(inserting a list because, clearly, lists are life.)
— went flying. in a four-seater plane. amazing. we are so tiny in the scale of things. why do we even waste our time with worry and fear when we are faced with the evidence of such majesty and power of God.
— played laser tag and am apparently a natural. this is what having brothers and being a Halo fan does to you. and i love it.
— wrote in cafés and developed a taste for coffee. am i a real writer now? yes that was snark.
— rode on a ski-lift. in the summer.
— fell in love with acting and drama and please, please let me be in another play this year.
— discovered all over again how rewarding and heart-warming and happy it is to be at a church where you belong. where you feel you have come home. thank God.
— won camp nanowrimo july at 25,000 words. which was the most amazing writing spree i have ever done whilst writing long-hand.
— basically wodehouse and sutcliff and rowntree and chesterton and stengl and dicamillo. recommended.
— scrawled a steampunk fantasy thing i adore.
— this blog happened and sometimes i still can’t believe that it is real. dream come true. and here’s a thank you to each and every one of you wonderful people who follow and comment and interact and take the time to read. it means so, so much to me. impromptu group hug! *hands chocolate chips around*
— participated in several read-alongs. also recommended. ^_^
— spent several months as a sunday school teacher. stressful and rewarding and i think the teachers, ultimately, learn more from the students than the other way around. tiny humans, i love you.
— scribbled this in a style i never tried before, and now i love it with all the love.
I visited tiny, gloriously overflowing bookstores, and swam at night in glimmering pools and ate far too much ice-cream and went to the beach almost every week just to sprawl on the sand and read Wodehouse or think happy thoughts. I tapped into my artistic side because adults color too.
I remember the thrill of learning I finaled (I say this is a word, spellcheck) in a well-known creative writing competition. I remember struggling to find the silver lining all the times it felt like our old, old house was falling to pieces around us, when talking to people in face-to-face conversations was torturous because the old fear of being my real self had surfaced again, when I forgot to be thankful for my people and realized just how selfish a writer’s life can be when they spend too much time in their own world. I remember attending the national God Save America conference and feeling that swell of proud and patriotism every time the veterans were honored… I cried more in those three days than I had in a long time, and I was reminded once again of the power and wonder of prayer and how little we use it — especially myself.
I read copious amounts of incredible books, watched old movies with my siblings and cried over The Battle of Five Armies and Agents of S.H.I.E.L.D. Art days trotting about a city with family and good friends were some of my favorites.
I made new friends, so many wonderful, inspiring, supportive people — both writers and non-writers.
Writing every day was something I conquered and, slowly, I’ve begun to feel like that far-off day of publication is a hairsbreadth closer.
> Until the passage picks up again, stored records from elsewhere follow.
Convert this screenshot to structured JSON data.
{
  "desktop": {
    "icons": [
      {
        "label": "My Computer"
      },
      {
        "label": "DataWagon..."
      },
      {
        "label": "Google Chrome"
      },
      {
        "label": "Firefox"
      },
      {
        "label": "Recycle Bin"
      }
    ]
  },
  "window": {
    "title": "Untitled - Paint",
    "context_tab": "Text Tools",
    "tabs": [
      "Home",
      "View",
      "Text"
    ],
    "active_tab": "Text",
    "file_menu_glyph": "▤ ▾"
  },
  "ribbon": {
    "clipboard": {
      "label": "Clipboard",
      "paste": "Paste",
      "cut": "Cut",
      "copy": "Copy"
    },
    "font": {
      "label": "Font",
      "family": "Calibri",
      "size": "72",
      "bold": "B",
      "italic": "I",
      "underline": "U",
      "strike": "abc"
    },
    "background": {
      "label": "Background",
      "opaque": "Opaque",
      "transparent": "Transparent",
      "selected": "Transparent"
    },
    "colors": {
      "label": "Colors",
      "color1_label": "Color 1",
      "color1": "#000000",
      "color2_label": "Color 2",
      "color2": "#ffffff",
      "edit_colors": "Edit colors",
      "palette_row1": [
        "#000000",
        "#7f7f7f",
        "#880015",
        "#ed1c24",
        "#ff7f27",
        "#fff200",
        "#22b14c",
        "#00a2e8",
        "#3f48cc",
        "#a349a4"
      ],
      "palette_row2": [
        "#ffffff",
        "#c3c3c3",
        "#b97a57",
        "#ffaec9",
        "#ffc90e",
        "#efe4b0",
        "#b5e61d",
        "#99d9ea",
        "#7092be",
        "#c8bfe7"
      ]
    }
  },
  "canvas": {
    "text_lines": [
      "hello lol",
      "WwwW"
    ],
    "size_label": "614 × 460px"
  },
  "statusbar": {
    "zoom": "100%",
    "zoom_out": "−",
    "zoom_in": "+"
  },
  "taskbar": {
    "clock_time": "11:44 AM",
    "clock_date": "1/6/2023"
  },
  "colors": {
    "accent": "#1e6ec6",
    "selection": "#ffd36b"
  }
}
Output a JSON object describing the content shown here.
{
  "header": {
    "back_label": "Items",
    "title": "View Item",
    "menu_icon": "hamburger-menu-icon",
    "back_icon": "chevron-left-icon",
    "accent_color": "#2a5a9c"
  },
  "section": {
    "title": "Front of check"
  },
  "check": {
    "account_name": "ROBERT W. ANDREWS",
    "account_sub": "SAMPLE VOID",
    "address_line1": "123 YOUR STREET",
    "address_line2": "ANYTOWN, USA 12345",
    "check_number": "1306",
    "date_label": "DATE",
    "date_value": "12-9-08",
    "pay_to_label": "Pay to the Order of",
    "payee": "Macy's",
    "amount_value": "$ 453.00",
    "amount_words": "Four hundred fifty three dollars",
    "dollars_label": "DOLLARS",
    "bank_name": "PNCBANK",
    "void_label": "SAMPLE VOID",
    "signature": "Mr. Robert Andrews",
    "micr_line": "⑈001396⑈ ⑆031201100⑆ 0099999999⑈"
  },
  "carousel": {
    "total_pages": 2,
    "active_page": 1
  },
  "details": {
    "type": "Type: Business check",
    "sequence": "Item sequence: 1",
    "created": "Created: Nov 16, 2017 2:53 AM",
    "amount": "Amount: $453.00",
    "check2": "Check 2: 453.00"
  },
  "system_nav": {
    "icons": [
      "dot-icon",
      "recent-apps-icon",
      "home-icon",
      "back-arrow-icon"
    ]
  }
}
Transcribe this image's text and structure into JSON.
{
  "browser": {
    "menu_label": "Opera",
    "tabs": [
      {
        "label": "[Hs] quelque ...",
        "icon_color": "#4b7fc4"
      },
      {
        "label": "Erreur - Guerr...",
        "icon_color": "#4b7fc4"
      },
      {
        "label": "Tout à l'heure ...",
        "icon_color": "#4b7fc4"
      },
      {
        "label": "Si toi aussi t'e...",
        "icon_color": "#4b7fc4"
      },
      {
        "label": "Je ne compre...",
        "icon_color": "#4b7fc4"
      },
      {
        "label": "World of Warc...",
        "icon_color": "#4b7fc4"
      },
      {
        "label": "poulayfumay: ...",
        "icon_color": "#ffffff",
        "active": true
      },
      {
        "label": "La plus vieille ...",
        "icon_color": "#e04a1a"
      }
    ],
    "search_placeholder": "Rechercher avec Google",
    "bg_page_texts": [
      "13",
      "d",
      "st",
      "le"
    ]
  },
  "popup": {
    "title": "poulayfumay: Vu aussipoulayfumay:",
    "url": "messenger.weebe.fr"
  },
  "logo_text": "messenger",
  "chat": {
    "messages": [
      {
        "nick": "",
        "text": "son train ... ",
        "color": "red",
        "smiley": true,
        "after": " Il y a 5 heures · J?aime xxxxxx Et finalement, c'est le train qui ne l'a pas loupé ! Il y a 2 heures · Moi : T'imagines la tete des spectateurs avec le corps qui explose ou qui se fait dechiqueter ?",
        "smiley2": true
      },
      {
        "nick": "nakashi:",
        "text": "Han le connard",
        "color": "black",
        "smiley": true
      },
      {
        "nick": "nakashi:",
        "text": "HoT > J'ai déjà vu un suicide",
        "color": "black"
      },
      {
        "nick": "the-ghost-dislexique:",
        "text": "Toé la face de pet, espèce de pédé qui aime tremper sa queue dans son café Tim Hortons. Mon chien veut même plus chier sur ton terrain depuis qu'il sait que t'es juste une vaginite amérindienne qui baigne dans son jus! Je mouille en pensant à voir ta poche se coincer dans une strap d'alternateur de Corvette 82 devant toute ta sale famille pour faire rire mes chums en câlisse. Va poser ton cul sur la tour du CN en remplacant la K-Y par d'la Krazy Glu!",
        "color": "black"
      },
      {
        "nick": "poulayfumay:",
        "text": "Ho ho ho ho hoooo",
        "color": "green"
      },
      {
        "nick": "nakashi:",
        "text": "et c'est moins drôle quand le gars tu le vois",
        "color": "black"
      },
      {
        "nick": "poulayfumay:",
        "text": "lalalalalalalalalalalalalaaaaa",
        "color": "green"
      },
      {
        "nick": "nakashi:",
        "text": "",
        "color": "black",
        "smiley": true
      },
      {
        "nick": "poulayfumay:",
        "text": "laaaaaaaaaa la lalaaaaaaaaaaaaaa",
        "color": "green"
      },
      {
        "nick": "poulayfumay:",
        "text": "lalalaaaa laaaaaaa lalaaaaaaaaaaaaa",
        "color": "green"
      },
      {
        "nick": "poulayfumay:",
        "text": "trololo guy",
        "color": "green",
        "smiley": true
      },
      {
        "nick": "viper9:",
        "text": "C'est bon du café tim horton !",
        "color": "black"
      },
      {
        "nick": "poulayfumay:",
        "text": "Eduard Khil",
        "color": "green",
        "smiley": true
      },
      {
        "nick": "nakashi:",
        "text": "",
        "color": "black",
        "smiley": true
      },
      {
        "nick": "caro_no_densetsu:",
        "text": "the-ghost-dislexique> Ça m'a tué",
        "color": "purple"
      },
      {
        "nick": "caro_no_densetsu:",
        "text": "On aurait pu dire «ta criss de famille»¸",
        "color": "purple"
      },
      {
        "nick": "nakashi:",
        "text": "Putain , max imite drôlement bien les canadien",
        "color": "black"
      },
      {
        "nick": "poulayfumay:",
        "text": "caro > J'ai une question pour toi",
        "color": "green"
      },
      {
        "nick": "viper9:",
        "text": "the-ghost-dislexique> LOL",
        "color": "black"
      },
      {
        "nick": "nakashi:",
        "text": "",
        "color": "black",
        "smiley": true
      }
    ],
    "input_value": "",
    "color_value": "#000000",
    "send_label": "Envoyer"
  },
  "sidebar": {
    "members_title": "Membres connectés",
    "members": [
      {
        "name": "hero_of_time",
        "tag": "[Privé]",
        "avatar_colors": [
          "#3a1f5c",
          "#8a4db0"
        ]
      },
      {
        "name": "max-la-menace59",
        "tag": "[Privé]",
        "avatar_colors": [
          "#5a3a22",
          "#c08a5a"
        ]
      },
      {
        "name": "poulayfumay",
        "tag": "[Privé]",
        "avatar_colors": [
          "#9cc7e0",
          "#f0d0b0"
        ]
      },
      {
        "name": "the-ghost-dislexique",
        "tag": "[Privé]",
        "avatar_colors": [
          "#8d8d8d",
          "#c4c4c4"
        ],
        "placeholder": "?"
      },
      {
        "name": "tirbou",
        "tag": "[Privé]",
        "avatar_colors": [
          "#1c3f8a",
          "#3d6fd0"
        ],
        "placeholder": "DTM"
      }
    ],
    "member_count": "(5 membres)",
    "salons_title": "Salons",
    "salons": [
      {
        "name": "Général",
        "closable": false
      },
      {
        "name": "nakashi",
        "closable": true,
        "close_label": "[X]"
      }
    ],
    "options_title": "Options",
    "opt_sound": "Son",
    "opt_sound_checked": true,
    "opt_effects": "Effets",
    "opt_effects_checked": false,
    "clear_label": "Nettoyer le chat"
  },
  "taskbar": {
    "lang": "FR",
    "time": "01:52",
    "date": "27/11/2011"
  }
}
Was 2015 an easy year?
No. But it was a bright year.
Sometimes a person’s growth is like silver melted down and re-molded. Sometimes it’s like a tiny sprig of grass reaching steadily towards the sunlight.
I don’t know what Twenty-sixteen holds for me.
But I can’t wait to find out.